RECORDS SHOWN –

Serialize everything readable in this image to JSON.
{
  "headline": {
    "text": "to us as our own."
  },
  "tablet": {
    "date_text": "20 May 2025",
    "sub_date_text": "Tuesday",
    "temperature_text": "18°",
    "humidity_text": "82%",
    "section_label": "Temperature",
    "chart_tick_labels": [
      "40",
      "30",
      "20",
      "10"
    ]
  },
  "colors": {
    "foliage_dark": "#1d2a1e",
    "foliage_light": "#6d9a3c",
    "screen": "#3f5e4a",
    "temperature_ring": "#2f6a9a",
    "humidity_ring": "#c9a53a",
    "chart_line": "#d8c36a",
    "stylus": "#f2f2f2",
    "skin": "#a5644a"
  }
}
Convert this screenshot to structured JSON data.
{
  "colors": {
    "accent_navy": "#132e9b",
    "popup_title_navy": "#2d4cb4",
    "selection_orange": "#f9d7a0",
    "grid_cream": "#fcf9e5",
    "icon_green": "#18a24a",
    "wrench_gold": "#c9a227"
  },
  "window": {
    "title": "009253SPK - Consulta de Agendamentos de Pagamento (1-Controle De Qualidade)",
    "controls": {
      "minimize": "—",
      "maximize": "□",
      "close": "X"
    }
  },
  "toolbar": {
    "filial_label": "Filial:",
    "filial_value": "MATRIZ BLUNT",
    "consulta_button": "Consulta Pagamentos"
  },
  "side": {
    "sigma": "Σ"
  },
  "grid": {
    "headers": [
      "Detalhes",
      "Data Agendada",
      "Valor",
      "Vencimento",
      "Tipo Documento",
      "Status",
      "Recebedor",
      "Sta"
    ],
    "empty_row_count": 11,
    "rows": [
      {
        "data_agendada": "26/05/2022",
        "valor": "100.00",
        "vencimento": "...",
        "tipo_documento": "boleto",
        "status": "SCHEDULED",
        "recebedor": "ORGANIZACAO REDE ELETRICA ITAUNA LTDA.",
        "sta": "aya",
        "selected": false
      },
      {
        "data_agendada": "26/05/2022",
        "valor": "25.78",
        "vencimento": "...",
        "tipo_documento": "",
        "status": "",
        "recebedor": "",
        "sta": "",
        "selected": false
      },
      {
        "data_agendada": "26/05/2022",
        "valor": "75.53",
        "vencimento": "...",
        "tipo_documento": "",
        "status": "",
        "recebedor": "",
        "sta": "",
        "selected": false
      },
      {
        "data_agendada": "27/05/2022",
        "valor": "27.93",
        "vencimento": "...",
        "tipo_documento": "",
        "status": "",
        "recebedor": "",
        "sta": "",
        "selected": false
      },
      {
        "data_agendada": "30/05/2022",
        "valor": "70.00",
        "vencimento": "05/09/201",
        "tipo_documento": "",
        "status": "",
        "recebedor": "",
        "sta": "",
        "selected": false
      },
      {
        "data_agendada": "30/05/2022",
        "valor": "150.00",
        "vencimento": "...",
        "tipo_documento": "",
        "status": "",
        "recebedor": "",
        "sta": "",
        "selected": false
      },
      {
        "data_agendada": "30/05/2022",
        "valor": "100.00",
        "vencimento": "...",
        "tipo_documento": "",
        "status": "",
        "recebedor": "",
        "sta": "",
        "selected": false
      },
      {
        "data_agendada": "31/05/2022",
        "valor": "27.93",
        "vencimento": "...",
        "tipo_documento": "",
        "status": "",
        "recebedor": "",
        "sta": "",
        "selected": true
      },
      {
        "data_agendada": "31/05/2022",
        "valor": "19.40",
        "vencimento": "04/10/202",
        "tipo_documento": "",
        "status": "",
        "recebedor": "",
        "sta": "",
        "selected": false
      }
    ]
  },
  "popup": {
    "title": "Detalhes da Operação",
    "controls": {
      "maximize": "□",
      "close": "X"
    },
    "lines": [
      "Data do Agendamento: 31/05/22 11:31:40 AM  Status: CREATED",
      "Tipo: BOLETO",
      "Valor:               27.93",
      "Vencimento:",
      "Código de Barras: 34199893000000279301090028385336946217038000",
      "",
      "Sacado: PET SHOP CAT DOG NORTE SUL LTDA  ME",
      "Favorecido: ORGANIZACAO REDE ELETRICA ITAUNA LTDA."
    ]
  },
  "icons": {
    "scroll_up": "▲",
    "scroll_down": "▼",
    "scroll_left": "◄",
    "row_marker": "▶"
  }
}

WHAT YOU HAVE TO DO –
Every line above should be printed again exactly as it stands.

SOLUTION FOR THIS EXERCISE –
Serialize everything readable in this image to JSON.
{
  "headline": {
    "text": "to us as our own."
  },
  "tablet": {
    "date_text": "20 May 2025",
    "sub_date_text": "Tuesday",
    "temperature_text": "18°",
    "humidity_text": "82%",
    "section_label": "Temperature",
    "chart_tick_labels": [
      "40",
      "30",
      "20",
      "10"
    ]
  },
  "colors": {
    "foliage_dark": "#1d2a1e",
    "foliage_light": "#6d9a3c",
    "screen": "#3f5e4a",
    "temperature_ring": "#2f6a9a",
    "humidity_ring": "#c9a53a",
    "chart_line": "#d8c36a",
    "stylus": "#f2f2f2",
    "skin": "#a5644a"
  }
}
Convert this screenshot to structured JSON data.
{
  "colors": {
    "accent_navy": "#132e9b",
    "popup_title_navy": "#2d4cb4",
    "selection_orange": "#f9d7a0",
    "grid_cream": "#fcf9e5",
    "icon_green": "#18a24a",
    "wrench_gold": "#c9a227"
  },
  "window": {
    "title": "009253SPK - Consulta de Agendamentos de Pagamento (1-Controle De Qualidade)",
    "controls": {
      "minimize": "—",
      "maximize": "□",
      "close": "X"
    }
  },
  "toolbar": {
    "filial_label": "Filial:",
    "filial_value": "MATRIZ BLUNT",
    "consulta_button": "Consulta Pagamentos"
  },
  "side": {
    "sigma": "Σ"
  },
  "grid": {
    "headers": [
      "Detalhes",
      "Data Agendada",
      "Valor",
      "Vencimento",
      "Tipo Documento",
      "Status",
      "Recebedor",
      "Sta"
    ],
    "empty_row_count": 11,
    "rows": [
      {
        "data_agendada": "26/05/2022",
        "valor": "100.00",
        "vencimento": "...",
        "tipo_documento": "boleto",
        "status": "SCHEDULED",
        "recebedor": "ORGANIZACAO REDE ELETRICA ITAUNA LTDA.",
        "sta": "aya",
        "selected": false
      },
      {
        "data_agendada": "26/05/2022",
        "valor": "25.78",
        "vencimento": "...",
        "tipo_documento": "",
        "status": "",
        "recebedor": "",
        "sta": "",
        "selected": false
      },
      {
        "data_agendada": "26/05/2022",
        "valor": "75.53",
        "vencimento": "...",
        "tipo_documento": "",
        "status": "",
        "recebedor": "",
        "sta": "",
        "selected": false
      },
      {
        "data_agendada": "27/05/2022",
        "valor": "27.93",
        "vencimento": "...",
        "tipo_documento": "",
        "status": "",
        "recebedor": "",
        "sta": "",
        "selected": false
      },
      {
        "data_agendada": "30/05/2022",
        "valor": "70.00",
        "vencimento": "05/09/201",
        "tipo_documento": "",
        "status": "",
        "recebedor": "",
        "sta": "",
        "selected": false
      },
      {
        "data_agendada": "30/05/2022",
        "valor": "150.00",
        "vencimento": "...",
        "tipo_documento": "",
        "status": "",
        "recebedor": "",
        "sta": "",
        "selected": false
      },
      {
        "data_agendada": "30/05/2022",
        "valor": "100.00",
        "vencimento": "...",
        "tipo_documento": "",
        "status": "",
        "recebedor": "",
        "sta": "",
        "selected": false
      },
      {
        "data_agendada": "31/05/2022",
        "valor": "27.93",
        "vencimento": "...",
        "tipo_documento": "",
        "status": "",
        "recebedor": "",
        "sta": "",
        "selected": true
      },
      {
        "data_agendada": "31/05/2022",
        "valor": "19.40",
        "vencimento": "04/10/202",
        "tipo_documento": "",
        "status": "",
        "recebedor": "",
        "sta": "",
        "selected": false
      }
    ]
  },
  "popup": {
    "title": "Detalhes da Operação",
    "controls": {
      "maximize": "□",
      "close": "X"
    },
    "lines": [
      "Data do Agendamento: 31/05/22 11:31:40 AM  Status: CREATED",
      "Tipo: BOLETO",
      "Valor:               27.93",
      "Vencimento:",
      "Código de Barras: 34199893000000279301090028385336946217038000",
      "",
      "Sacado: PET SHOP CAT DOG NORTE SUL LTDA  ME",
      "Favorecido: ORGANIZACAO REDE ELETRICA ITAUNA LTDA."
    ]
  },
  "icons": {
    "scroll_up": "▲",
    "scroll_down": "▼",
    "scroll_left": "◄",
    "row_marker": "▶"
  }
}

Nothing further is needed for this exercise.